Racial inequality is becoming so common that we have accepted as if it was a fact, especially in higher education. This was warned by a think tank, which suggested that the research fundings could be kept on hold if no action is taken on this matter. The research grants should be made available only to those institutions which actually commit to reducing the racial differential.
It has been frequently found that the black and ethnic minority (BM E) students feel less secure and paid less attention to when compared to others at the institution. It is expected that universities should participate in closing down the gap, but so far only 56 institutes have committed to doing this.
In a research paper released by the Higher Education Policy institute, such problems are avoided by the majority of the universities by considering it and treating it as someone else’s problem.
Racial inequality is not a fact at any level
Various reports have been reviewed and it has been found that the race is often considered a secondary priority on the equality agenda, whereas the gender remains the first. However, if we want to make higher education available for all, we have to think about maintaining racial equality. Some do believe that limiting the funds would be a good and a firm start to the movement.
A situation became very evident last month in the University College London, where the graduates wrote an open letter describing that there are not enough African students in a master’s course in African studies. The students want to ‘decolonize’ the system.

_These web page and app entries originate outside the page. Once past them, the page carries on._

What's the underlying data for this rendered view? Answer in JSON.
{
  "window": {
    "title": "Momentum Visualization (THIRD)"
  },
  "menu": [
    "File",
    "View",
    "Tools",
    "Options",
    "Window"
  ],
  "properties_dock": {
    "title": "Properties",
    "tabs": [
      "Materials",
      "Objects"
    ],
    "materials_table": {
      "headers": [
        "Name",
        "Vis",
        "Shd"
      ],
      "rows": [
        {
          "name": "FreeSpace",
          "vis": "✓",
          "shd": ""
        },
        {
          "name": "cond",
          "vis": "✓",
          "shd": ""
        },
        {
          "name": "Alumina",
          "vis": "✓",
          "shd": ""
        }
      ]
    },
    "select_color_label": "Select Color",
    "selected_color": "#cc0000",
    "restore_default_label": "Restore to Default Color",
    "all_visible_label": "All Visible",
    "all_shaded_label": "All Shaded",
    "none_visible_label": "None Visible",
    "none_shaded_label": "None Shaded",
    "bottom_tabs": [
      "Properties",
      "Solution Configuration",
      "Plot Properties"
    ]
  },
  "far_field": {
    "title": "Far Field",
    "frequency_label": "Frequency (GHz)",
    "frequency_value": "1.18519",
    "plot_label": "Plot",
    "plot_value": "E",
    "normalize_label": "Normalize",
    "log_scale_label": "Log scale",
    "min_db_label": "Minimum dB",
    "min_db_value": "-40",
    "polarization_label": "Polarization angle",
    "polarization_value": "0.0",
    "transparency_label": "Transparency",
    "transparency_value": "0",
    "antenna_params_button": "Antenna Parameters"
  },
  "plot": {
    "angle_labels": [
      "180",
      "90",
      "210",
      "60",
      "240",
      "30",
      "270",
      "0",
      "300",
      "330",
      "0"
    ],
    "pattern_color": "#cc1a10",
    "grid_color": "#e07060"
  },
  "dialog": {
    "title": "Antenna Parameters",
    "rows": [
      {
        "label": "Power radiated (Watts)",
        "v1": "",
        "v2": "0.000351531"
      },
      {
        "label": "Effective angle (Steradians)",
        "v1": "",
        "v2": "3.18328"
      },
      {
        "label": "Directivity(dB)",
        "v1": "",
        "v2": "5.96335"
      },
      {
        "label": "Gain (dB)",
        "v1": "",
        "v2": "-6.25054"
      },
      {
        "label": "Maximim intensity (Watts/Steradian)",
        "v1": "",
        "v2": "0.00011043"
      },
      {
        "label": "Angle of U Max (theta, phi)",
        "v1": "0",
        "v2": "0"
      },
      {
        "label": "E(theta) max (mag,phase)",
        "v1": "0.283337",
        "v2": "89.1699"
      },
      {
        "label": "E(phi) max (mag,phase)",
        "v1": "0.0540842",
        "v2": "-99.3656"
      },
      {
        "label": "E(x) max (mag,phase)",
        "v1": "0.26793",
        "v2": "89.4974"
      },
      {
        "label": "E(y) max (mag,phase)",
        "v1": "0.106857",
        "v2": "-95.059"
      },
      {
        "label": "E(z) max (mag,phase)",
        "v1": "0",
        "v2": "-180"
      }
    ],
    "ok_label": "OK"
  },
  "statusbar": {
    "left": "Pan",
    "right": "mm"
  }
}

When asked about the status and the issues, authorities have come to the fact that they need to work out. There is still so much to be done in this area and to ensure that students from all the racial backgrounds are provided equal opportunities for their higher education.